The art of the PR bung

As amusing as the story is about Prime Minister Gordon Brown’s “” reaction to the Presidential bomber jacket – it does highlight the challenges of the public relations pressie (or bung as it used to be affectionately known).

As I wrote last December, freebies are the stuff of legend in motoring PR – where in the 1970s, it was known for cars, televisions and other extravagant offerings to be presented to journalists at the end of an event.  (Rumour has it that “ladies” were even available for “road testing” on some launches.”

I believe that today it is more usual to pick up a branded pen and notepad on a car launch – but over the years a great deal of effort and resource went into giving “gifts”, even to the extent of “” between the car companies.

My own experience was less glamorous – for the Peugeot 605 launch, we decided to include the press pack inside a branded brief case.  I had the bright idea of changing the security code on each one to 605 (from the standard 000).  Hence many hours spent opening cases and twiddling fiddly digits – only to have numerous hacks complain they couldn’t work out how to get into the cases. 

Branded clothing is always a tricky gift – not many journalists would do more than mow the lawn in a car launch sweatshirt.  In Brown’s case, although it is unlikely to be worn at all, I can’t see the offending item turning up on eBay. 

That is unlikely to be the case for motoring journalists’ unwanted gifts today.  Where once upon a time such items ended up in local jumble sales, even press packs now appear on auction sites.
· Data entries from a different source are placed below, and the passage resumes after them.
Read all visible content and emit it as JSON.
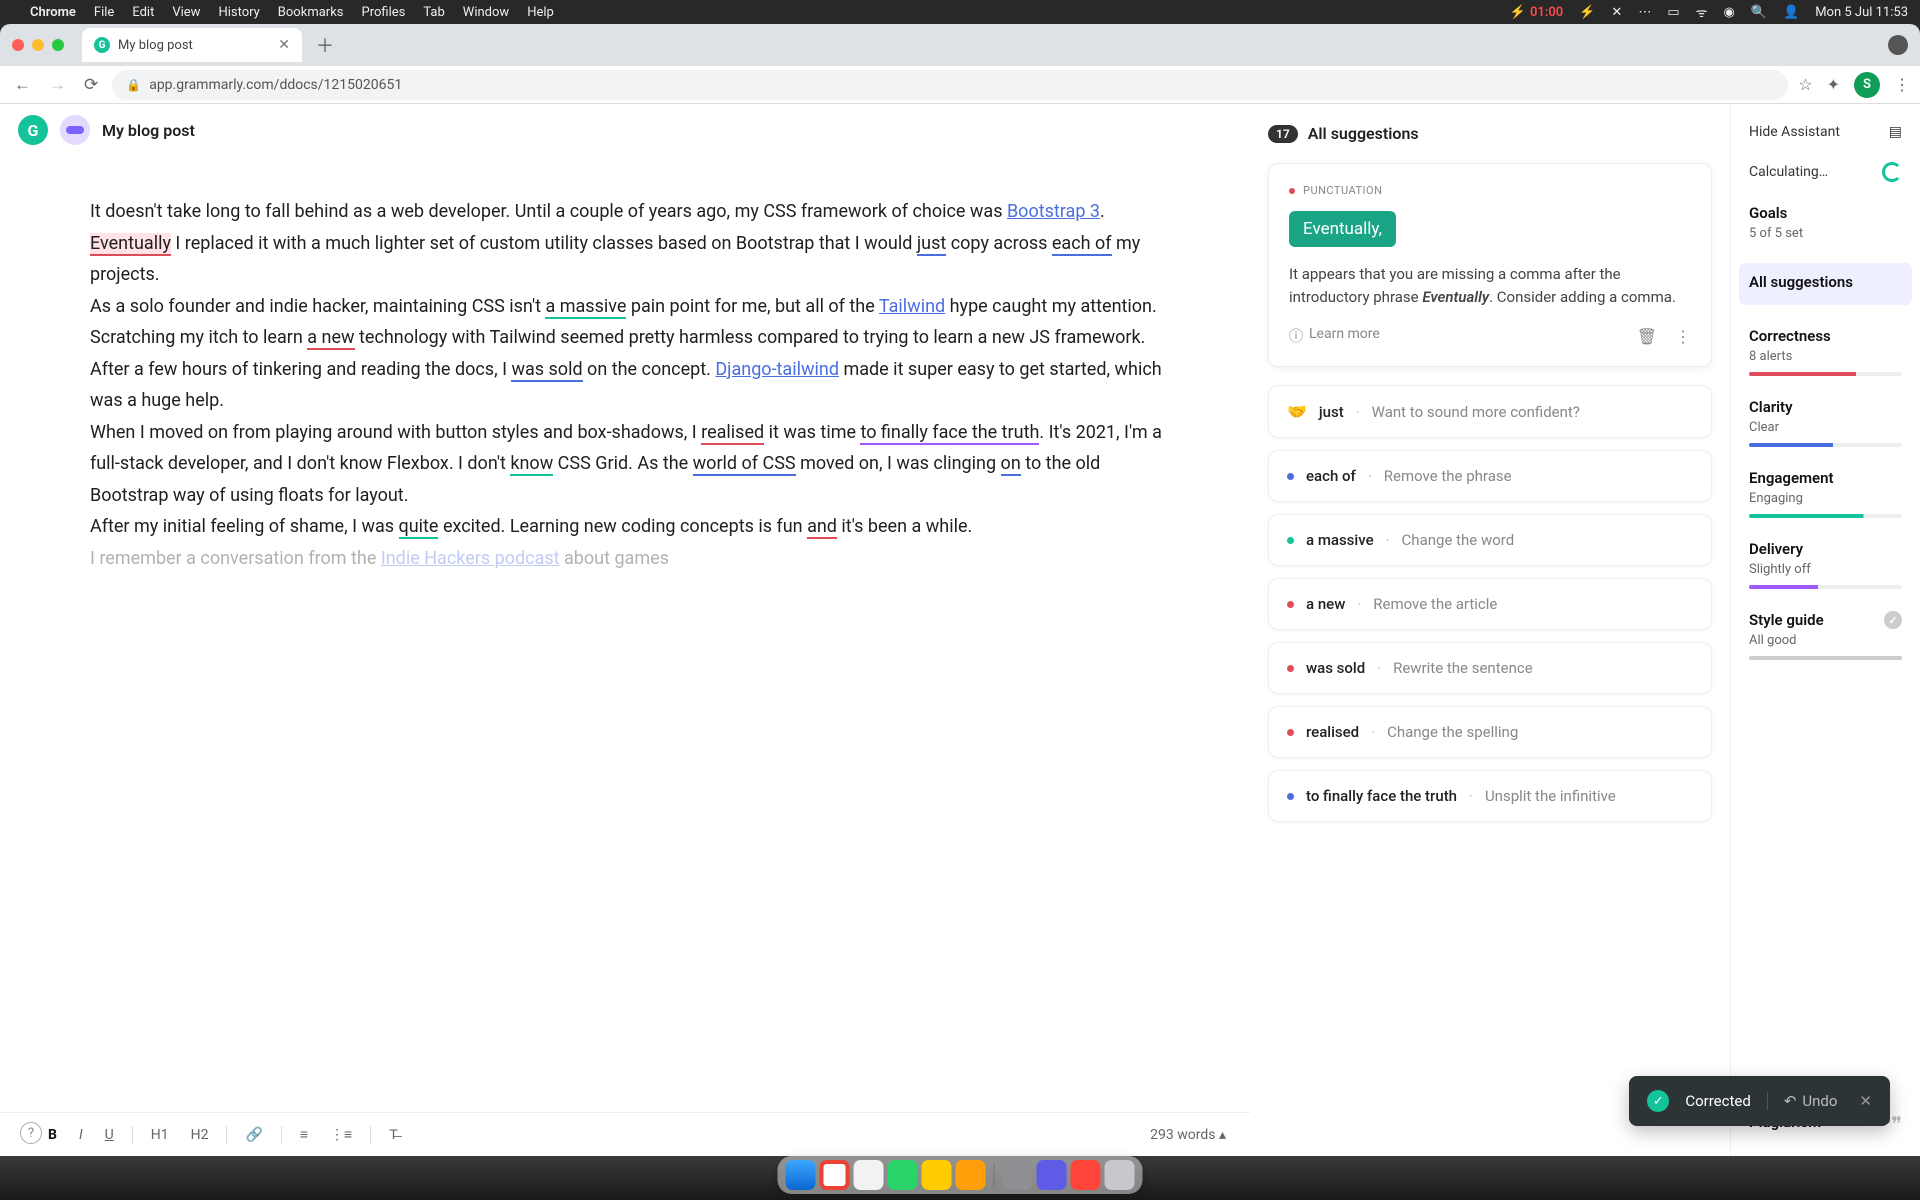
{
  "menubar": {
    "app": "Chrome",
    "items": [
      "File",
      "Edit",
      "View",
      "History",
      "Bookmarks",
      "Profiles",
      "Tab",
      "Window",
      "Help"
    ],
    "battery_time": "01:00",
    "datetime": "Mon 5 Jul  11:53"
  },
  "browser": {
    "tab_title": "My blog post",
    "url": "app.grammarly.com/ddocs/1215020651",
    "avatar_letter": "S"
  },
  "doc": {
    "title": "My blog post",
    "para1": {
      "t1": "It doesn't take long to fall behind as a web developer. Until a couple of years ago, my CSS framework of choice was ",
      "link1": "Bootstrap 3",
      "t2": ". ",
      "hl": "Eventually",
      "t3": " I replaced it with a much lighter set of custom utility classes based on Bootstrap that I would ",
      "u_just": "just",
      "t4": " copy across ",
      "u_each": "each of",
      "t5": " my projects."
    },
    "para2": {
      "t1": "As a solo founder and indie hacker, maintaining CSS isn't ",
      "u_massive": "a massive",
      "t2": " pain point for me, but all of the ",
      "link1": "Tailwind",
      "t3": " hype caught my attention. Scratching my itch to learn ",
      "u_anew": "a new",
      "t4": " technology with Tailwind seemed pretty harmless compared to trying to learn a new JS framework."
    },
    "para3": {
      "t1": "After a few hours of tinkering and reading the docs, I ",
      "u_sold": "was sold",
      "t2": " on the concept. ",
      "link1": "Django-tailwind",
      "t3": " made it super easy to get started, which was a huge help."
    },
    "para4": {
      "t1": "When I moved on from playing around with button styles and box-shadows, I ",
      "u_realised": "realised",
      "t2": " it was time ",
      "u_finally": "to finally face the truth",
      "t3": ". It's 2021, I'm a full-stack developer, and I don't know Flexbox. I don't ",
      "u_know": "know",
      "t4": " CSS Grid. As the ",
      "u_world": "world of CSS",
      "t5": " moved on, I was clinging ",
      "u_on": "on",
      "t6": " to the old Bootstrap way of using floats for layout."
    },
    "para5": {
      "t1": "After my initial feeling of shame, I was ",
      "u_quite": "quite",
      "t2": " excited. Learning new coding concepts is fun ",
      "u_and": "and",
      "t3": " it's been a while."
    },
    "para6": {
      "t1": "I remember a conversation from the ",
      "link1": "Indie Hackers podcast",
      "t2": " about games"
    },
    "word_count": "293 words"
  },
  "suggestions": {
    "header": "All suggestions",
    "count": "17",
    "main_card": {
      "category": "PUNCTUATION",
      "chip": "Eventually,",
      "explain_pre": "It appears that you are missing a comma after the introductory phrase ",
      "explain_em": "Eventually",
      "explain_post": ". Consider adding a comma.",
      "learn_more": "Learn more"
    },
    "rows": [
      {
        "emoji": "🤝",
        "kw": "just",
        "hint": "Want to sound more confident?"
      },
      {
        "dot": "blue",
        "kw": "each of",
        "hint": "Remove the phrase"
      },
      {
        "dot": "green",
        "kw": "a massive",
        "hint": "Change the word"
      },
      {
        "dot": "red",
        "kw": "a new",
        "hint": "Remove the article"
      },
      {
        "dot": "red",
        "kw": "was sold",
        "hint": "Rewrite the sentence"
      },
      {
        "dot": "red",
        "kw": "realised",
        "hint": "Change the spelling"
      },
      {
        "dot": "blue",
        "kw": "to finally face the truth",
        "hint": "Unsplit the infinitive"
      }
    ]
  },
  "sidebar": {
    "hide": "Hide Assistant",
    "calculating": "Calculating…",
    "goals_title": "Goals",
    "goals_sub": "5 of 5 set",
    "all": "All suggestions",
    "correctness_title": "Correctness",
    "correctness_sub": "8 alerts",
    "clarity_title": "Clarity",
    "clarity_sub": "Clear",
    "engagement_title": "Engagement",
    "engagement_sub": "Engaging",
    "delivery_title": "Delivery",
    "delivery_sub": "Slightly off",
    "style_title": "Style guide",
    "style_sub": "All good",
    "plagiarism": "Plagiarism"
  },
  "toast": {
    "label": "Corrected",
    "undo": "Undo"
  },
  "footer": {
    "b": "B",
    "i": "I",
    "u": "U",
    "h1": "H1",
    "h2": "H2"
  }
}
It is hard to believe that anyone would want to buy a scruffy old press shot from the 1980s – but they do.  Anyone for a Samsonite briefcase, if only I can work out how to open it…